"Last year this time, rates were around 2.75%," says Cassie Alongi, a real estate broker in Palm Desert, CA. "But an average home was around $350k for a small 3 bed, 2 bath. That payment with taxes and insurance would have been $1,611." Today, she says, "there's nothing in that monthly price range. Sellers are still pricing high."
Yet, there are signs that the market may shift back toward buyers. For example, the latest realtor.com data shows that homes are sitting on the market an average of seven days longer than a year ago. And nearly one in five home sellers dropped their asking prices last month.
Opportunities for buyers willing to downsize
"While home buyers are getting hit by the increase in rates, there is hope as many home prices have started to cool — allowing buyers to have more negotiating power over sellers," says realtor and author Jason Gelios. "Last year it was practically impossible for homebuyers to get sellers to offer things like seller credits. These days it’s becoming more common."
"Serious buyers are still stepping up to the plate," says Massachusetts realtor AJ Pappas, even though they have to adjust expectations and compromise on location and amenities. "Agents are still asking for appraisal gap waivers and financing contingency waivers as if it were 2021, but they are not getting it. I feel like the market has gone more neutral and the rates have made it impossible for some buyers to buy but not all."
There are deals out there, says Brikelle Corcoran, a realtor who works with active military buyers and sellers in Yuma, Arizona.
"Several of my local lenders have a temporary buy-down program that allows buyers to buy down their rate temporarily by 2%, which lowers their monthly payment, she says. "Sellers are also now willing to contribute thousands of dollars in concessions, which allows buyers to buy down their interest rate as well as have their closing costs covered by the seller. If the negotiation is done well, buyers can purchase a property with very minimal out of pocket today vs. a year ago when buyers had to pay thousands of dollars in closing costs, home warranties, non-refundable earnest money, waiving inspections, etc."
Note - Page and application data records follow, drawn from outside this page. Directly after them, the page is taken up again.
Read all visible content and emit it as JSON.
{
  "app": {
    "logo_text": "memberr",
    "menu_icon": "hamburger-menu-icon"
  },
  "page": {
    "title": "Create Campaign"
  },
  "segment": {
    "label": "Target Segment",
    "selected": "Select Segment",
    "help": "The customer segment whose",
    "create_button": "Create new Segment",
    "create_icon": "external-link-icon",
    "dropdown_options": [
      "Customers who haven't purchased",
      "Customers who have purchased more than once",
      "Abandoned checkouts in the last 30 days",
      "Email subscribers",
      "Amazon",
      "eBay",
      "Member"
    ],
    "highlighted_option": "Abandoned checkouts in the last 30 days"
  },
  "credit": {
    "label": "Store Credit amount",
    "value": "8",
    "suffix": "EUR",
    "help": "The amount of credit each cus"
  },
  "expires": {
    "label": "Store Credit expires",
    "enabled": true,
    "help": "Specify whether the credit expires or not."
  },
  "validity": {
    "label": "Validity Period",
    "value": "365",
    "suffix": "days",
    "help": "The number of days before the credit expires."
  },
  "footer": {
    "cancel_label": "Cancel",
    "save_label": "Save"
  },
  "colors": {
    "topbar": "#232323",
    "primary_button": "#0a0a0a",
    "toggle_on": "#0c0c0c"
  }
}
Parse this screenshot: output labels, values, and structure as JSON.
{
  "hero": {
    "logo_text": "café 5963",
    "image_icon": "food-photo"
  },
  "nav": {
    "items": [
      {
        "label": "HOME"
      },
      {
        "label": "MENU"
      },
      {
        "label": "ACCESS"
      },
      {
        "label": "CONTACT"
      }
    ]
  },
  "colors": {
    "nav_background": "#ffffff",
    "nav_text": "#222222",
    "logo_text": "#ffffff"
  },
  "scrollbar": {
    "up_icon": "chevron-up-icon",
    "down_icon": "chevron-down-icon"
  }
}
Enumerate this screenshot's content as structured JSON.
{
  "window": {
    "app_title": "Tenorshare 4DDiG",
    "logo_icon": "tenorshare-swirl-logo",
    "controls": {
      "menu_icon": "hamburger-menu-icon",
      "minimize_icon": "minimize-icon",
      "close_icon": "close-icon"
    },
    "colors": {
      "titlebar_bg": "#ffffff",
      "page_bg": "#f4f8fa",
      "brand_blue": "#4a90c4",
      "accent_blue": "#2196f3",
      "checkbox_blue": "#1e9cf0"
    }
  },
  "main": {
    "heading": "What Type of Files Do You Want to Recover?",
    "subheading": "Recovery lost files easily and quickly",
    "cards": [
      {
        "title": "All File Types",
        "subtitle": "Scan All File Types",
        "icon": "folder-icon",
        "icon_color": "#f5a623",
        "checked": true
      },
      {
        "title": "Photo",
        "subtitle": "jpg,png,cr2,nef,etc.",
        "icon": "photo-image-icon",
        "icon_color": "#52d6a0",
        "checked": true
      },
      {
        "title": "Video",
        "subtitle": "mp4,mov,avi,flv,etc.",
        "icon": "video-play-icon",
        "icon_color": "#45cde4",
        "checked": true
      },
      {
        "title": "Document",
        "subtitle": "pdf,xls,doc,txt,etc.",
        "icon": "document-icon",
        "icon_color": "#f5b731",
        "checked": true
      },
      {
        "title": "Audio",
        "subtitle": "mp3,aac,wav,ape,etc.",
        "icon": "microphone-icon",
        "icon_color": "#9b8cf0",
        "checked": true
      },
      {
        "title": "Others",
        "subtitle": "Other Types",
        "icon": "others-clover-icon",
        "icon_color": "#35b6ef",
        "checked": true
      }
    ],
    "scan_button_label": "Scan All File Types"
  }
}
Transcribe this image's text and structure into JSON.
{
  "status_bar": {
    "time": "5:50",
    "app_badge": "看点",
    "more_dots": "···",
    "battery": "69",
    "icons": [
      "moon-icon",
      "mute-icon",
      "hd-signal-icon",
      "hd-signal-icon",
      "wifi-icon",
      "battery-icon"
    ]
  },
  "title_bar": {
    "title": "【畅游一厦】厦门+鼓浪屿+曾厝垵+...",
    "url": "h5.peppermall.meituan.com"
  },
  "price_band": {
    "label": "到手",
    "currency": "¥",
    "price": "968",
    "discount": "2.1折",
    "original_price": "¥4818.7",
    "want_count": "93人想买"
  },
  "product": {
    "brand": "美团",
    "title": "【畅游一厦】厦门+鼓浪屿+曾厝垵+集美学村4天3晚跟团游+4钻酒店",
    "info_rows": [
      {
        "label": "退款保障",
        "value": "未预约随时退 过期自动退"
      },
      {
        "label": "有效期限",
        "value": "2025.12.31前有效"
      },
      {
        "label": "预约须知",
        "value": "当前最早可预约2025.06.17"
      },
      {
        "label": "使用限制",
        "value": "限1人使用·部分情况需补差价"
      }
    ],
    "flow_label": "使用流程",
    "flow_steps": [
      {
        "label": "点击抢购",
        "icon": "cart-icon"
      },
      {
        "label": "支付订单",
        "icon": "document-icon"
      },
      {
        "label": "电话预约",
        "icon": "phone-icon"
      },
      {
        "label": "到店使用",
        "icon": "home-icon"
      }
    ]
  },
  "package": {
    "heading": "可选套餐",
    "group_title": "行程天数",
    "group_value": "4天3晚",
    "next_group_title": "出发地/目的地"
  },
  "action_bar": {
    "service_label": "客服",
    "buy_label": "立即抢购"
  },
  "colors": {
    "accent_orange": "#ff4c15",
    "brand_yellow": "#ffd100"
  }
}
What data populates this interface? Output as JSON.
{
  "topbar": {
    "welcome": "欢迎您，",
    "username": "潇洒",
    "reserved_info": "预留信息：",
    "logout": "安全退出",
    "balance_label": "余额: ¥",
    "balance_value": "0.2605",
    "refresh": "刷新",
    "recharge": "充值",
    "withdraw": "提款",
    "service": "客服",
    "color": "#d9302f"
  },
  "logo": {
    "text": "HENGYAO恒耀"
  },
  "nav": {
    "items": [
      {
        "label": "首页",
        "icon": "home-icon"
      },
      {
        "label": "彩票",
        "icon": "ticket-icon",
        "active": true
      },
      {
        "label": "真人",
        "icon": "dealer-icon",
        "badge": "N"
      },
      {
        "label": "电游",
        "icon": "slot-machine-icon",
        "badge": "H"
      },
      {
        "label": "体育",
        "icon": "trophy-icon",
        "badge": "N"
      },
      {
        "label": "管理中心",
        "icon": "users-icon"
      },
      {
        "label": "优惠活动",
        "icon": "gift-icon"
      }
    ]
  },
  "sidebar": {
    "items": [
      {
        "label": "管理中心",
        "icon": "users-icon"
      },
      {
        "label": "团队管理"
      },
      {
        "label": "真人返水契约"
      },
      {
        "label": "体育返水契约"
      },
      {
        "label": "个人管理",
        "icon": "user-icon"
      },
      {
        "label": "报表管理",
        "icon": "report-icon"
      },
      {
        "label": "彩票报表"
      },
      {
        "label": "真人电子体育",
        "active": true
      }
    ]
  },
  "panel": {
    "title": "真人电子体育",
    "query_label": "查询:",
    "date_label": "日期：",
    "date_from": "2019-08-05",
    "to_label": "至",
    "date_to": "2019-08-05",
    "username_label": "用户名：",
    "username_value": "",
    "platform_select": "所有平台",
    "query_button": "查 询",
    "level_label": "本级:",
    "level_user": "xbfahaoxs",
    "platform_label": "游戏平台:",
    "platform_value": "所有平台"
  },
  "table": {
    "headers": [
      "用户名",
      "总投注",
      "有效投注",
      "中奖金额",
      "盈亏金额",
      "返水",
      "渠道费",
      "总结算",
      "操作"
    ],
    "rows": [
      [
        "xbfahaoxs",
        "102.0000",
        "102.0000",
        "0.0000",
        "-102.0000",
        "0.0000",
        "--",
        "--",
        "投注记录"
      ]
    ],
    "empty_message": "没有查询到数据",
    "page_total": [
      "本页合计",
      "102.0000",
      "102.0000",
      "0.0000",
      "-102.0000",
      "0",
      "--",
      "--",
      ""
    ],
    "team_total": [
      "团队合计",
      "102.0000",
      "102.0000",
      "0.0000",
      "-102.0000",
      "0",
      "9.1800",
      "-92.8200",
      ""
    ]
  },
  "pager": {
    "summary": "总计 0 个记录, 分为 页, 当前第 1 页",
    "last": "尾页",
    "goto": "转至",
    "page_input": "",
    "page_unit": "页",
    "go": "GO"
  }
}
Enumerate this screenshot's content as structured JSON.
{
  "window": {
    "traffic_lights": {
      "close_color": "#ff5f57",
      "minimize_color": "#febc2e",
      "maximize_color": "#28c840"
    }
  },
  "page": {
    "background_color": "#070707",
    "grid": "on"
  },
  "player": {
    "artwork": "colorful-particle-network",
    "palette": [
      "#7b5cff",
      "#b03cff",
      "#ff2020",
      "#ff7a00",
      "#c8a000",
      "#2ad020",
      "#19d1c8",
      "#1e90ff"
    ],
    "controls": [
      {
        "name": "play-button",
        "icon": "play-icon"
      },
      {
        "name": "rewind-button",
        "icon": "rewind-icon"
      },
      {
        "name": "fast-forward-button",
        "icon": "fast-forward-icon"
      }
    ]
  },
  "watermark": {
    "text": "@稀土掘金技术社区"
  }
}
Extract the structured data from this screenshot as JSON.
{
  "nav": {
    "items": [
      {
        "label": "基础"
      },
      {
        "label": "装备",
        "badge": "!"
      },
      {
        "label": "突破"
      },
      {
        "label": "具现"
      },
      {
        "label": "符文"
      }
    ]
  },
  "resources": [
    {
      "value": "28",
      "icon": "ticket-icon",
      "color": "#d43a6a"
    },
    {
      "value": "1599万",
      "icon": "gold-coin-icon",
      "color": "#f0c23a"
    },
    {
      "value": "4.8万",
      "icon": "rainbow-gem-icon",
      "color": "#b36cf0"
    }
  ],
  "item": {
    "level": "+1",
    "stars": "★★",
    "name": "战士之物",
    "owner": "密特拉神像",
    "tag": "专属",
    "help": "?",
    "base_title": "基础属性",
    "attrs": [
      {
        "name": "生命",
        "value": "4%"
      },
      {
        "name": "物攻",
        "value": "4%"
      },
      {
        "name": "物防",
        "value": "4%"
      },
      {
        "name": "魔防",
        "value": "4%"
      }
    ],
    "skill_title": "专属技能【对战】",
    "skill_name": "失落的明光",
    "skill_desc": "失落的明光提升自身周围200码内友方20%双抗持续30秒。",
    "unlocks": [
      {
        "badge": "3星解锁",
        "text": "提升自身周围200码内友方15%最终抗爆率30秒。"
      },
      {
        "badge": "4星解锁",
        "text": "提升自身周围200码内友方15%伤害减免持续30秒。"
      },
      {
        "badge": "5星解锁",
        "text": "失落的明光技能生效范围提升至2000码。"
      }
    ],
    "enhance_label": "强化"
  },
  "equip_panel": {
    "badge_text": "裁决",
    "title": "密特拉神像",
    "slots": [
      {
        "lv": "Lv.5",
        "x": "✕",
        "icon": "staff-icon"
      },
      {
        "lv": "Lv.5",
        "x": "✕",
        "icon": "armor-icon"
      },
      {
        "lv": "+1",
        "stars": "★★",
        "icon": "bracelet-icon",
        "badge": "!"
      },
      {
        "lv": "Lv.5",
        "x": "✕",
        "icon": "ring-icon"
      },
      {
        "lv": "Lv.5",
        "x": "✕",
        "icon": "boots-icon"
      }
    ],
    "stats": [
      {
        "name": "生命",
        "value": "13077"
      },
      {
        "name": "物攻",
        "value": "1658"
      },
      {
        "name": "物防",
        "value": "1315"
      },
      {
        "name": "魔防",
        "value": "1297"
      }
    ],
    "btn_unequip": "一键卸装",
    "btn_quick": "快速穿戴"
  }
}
Corcoran estimates that, with about a $2,000 budget, VA buyers today will most likely qualify for a loan amount of $280,000 vs. $380,000 a year ago. "There are plenty of great homes in that price range that are three to four bedrooms and between 1,000 and 1,900 square feet," she says. "They would be sacrificing the luxury of a pool though, which is what a lot of people in Yuma want because of our hot summers."
Still, the alternative for many buyers is renting, and as Corcoran notes, " the interest rate on rent payment is ALWAYS 100%."
"Those who are still interested in buying are faced with the reality of being able to afford much less home than they could have six months ago," says real estate broker Will Wheaton. "Some are being forced to look at areas that are further out of town and some are choosing to rent until rates come back down. All that said, for some it is a great time to purchase the home that they likely would have been outbid for just a year ago with a plan to refinance it as soon as rates get better."
Other realtors, like Pappas and Corcoran, are also encouraging their buyers to take advantage of buydowns and get in while competition is low with a plan to refinance later.
"If there’s anything that history has taught us, it’s that as long as you approach real estate with a long-term mindset you’re going to be OK because of appreciation," says Alongi.
Over the past 50 years, home prices have appreciated at an impressively consistent rate — far outpacing inflation.
"It really depends on how long they intend to hold on to the property," says Corcoran. "If it’s less than two years, renting may be the better option. However, if you intend to hold on to the property for three to four-plus years, buying is the smarter choice. Home values will continue to appreciate at a much slower pace, and if interest rates drop in the future, you can refinance and get the lower rate."